The specialty excipient market is a tale of two markets. Growth prospects in the established markets in the United States
and Western Europe are moderate, but strong potential is projected for emerging markets such as China as that country's pharmaceutical
market and supplier base grows. On a product-development basis, excipient manufacturers are responding to demand by pharmaceutical
companies for improved performance and multifunctionality.
The market for specialty excipients used in oral solid-dosage form (OSDF) pharmaceuticals in the United States, Western Europe,
and China is nearly $800 million on a value basis and 225,000 metric tons on a volume basis, based on 2005 estimates, according
to Kline & Company, Inc. (Little Falls, NJ) (1). Kline classifies specialty excipients as binders and fillers, disintegrants, and lubricants.
On a volume basis, consumption of specialty excipients in the United States and Western Europe is projected to increase at
an average annual rate of 2.3% and 2.6%, respectively, through 2010. In China, annual average growth is estimated at roughly
8% (see Figure 1) (1).
"If we look at this business on a global basis, future demands on excipient technology will continue to be driven by drug
industry developments such as new production methods, outsourcing, globalization, and reduced timelines to launch new products,"
said Eric Vogelsbeg, senior vice-president and head of Kline and Company's materials consulting practice, in commenting on
its recent study. "At the same time, you have growing demand for excipients in emerging markets and imports of low-cost generic
excipients into mature markets. All of these forces need to be considered to formulate an effective strategy for the global
In the established markets in the United States and Western Europe, drug companies are turning to excipient suppliers for
innovation and technology developments. Driven by advancements in drug delivery and strategies to improve manufacturing economics,
excipient suppliers increasingly are seeking multifunctionality and enhanced performance for their products, says Kline and
In China, however, the specialty excipients market for OSDF pharmaceuticals is still evolving based on the country's production

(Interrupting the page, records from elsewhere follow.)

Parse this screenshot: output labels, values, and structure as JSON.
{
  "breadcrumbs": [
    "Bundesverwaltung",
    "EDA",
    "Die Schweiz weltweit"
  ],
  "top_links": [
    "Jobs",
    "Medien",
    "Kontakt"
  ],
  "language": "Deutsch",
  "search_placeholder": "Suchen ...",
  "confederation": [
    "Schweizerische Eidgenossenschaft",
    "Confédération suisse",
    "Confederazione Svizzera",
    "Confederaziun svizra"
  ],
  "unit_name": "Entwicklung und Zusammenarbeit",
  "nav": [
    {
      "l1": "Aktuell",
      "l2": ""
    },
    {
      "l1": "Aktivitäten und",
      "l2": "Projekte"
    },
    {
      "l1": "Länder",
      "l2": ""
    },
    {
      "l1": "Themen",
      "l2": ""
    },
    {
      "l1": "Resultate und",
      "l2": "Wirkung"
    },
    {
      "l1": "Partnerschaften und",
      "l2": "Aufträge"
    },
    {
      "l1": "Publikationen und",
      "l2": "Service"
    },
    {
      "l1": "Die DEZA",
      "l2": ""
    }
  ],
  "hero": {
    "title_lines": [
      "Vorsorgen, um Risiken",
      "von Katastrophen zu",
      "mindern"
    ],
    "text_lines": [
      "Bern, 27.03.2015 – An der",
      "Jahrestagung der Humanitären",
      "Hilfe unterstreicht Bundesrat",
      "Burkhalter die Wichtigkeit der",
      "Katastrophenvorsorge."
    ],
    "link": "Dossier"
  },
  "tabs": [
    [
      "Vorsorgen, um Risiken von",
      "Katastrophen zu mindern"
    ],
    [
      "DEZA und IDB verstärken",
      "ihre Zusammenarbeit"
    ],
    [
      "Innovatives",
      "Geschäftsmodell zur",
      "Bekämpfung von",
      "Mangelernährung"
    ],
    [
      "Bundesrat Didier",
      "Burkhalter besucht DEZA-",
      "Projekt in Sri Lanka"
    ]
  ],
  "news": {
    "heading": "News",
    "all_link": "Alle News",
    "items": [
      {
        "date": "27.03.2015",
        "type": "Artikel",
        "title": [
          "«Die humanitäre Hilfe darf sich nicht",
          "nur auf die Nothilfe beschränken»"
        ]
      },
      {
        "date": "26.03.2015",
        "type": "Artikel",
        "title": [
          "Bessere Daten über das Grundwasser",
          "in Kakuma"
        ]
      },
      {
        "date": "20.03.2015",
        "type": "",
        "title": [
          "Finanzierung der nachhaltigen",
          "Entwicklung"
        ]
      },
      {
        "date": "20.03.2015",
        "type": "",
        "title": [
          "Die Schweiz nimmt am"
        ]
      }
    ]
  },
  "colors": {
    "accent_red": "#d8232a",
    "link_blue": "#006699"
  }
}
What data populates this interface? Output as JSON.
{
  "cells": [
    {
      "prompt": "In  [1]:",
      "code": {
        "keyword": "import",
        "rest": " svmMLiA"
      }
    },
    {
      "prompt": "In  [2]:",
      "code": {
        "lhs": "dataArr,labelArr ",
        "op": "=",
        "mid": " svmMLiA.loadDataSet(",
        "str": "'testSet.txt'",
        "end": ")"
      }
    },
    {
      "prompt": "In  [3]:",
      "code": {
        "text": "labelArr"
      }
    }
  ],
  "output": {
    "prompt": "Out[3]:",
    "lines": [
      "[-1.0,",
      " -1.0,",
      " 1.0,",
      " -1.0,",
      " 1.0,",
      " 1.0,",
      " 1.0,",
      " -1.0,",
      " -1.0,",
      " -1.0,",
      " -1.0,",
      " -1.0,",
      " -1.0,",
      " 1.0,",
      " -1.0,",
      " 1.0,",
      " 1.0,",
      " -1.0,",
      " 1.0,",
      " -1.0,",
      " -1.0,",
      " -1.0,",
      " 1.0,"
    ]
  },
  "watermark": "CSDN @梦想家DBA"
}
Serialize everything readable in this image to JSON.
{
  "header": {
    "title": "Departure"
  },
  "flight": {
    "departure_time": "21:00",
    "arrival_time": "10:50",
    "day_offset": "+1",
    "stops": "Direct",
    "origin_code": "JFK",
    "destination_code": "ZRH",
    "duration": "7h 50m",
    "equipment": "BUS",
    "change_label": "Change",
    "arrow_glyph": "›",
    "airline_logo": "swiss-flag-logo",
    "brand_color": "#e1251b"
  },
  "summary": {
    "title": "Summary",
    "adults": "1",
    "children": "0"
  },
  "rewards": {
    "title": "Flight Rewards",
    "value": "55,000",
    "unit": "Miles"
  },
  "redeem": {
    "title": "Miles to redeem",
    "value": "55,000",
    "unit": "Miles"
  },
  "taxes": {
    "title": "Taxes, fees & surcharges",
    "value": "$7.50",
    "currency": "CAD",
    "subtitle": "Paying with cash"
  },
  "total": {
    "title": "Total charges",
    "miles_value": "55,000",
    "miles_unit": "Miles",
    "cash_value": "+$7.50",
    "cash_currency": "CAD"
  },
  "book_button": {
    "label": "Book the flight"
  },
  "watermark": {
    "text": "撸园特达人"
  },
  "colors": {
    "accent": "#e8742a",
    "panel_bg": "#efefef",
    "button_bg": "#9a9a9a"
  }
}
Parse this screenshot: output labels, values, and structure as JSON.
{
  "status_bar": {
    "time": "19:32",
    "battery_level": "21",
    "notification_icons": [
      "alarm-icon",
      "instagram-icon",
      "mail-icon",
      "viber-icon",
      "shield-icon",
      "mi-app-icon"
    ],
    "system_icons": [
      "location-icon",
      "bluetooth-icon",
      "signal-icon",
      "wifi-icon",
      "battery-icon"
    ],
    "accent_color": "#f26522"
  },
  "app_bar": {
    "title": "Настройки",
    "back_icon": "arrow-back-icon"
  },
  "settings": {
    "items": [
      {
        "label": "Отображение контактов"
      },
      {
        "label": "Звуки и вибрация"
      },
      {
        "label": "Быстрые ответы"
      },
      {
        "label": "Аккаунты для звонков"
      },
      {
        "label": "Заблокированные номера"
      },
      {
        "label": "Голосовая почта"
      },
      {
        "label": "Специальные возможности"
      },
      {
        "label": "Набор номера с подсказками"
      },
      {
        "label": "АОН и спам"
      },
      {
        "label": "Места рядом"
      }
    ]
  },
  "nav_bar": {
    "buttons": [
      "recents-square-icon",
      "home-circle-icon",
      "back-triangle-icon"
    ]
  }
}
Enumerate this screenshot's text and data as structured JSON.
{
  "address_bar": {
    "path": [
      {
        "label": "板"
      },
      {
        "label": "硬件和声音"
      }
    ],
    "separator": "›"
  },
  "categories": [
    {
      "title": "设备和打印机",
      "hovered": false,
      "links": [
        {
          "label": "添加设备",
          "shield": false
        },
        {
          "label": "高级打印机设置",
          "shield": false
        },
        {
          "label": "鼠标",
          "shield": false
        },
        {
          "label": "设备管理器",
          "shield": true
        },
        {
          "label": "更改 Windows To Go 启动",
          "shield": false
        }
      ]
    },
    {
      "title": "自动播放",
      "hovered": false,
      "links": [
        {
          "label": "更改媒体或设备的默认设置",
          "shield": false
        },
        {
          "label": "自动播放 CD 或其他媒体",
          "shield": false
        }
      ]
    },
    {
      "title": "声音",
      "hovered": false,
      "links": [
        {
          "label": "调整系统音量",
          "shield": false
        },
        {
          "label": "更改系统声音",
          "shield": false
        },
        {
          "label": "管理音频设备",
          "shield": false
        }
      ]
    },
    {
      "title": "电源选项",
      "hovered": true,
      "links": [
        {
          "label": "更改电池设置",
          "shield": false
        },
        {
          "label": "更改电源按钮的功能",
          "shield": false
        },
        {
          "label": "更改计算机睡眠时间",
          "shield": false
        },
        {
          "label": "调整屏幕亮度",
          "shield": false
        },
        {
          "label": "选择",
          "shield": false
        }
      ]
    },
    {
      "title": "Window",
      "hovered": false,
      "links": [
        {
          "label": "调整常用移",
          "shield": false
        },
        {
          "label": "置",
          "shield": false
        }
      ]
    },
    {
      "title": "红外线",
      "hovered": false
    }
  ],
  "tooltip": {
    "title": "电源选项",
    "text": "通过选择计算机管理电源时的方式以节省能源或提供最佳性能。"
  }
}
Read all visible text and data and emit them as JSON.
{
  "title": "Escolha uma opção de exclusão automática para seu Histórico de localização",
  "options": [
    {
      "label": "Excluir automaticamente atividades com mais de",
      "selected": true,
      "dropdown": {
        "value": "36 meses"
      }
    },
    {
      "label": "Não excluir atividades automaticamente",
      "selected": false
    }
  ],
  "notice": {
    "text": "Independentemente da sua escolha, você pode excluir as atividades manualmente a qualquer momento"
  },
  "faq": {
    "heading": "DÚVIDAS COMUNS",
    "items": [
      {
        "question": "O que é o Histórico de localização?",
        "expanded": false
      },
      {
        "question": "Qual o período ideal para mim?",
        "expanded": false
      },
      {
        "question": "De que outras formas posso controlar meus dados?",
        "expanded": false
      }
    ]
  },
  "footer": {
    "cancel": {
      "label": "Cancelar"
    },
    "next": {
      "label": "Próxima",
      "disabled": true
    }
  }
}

methods for OSDFpharmaceuticals, a developing position for GMP-certified excipients, and the role of traditional Chinese medicines
in the country's pharmaceutical market.
"The current dominance of wet-granulation production techniques in China is a particular hindrance to multinational firms
whose product portfolios are more suited to direct compression techniques," said Gillian Morris, industry manager at Kline
and Company, in commenting on the study.
Wet granulation accounts for more than 90% of tablet production in China. In contrast, in the United States, wet-granulation
is the least-preferred production technology. Instead, direct compression is the preferred production method. Chinese pharmaceutical
makers have been slow to adopt the direct- compression method because of an abundance of inexpensive labor, notes the Kline
China's preference for wet granulation drives its specialty excipient product mix toward locally produced starches and other
products. Production technology, the nature of the pharmaceutical products, and manufacturing economics are drivers in the
various product mixes in the US, European, and Chinese markets for specialty excipients (see Figure 2 and 3) (1).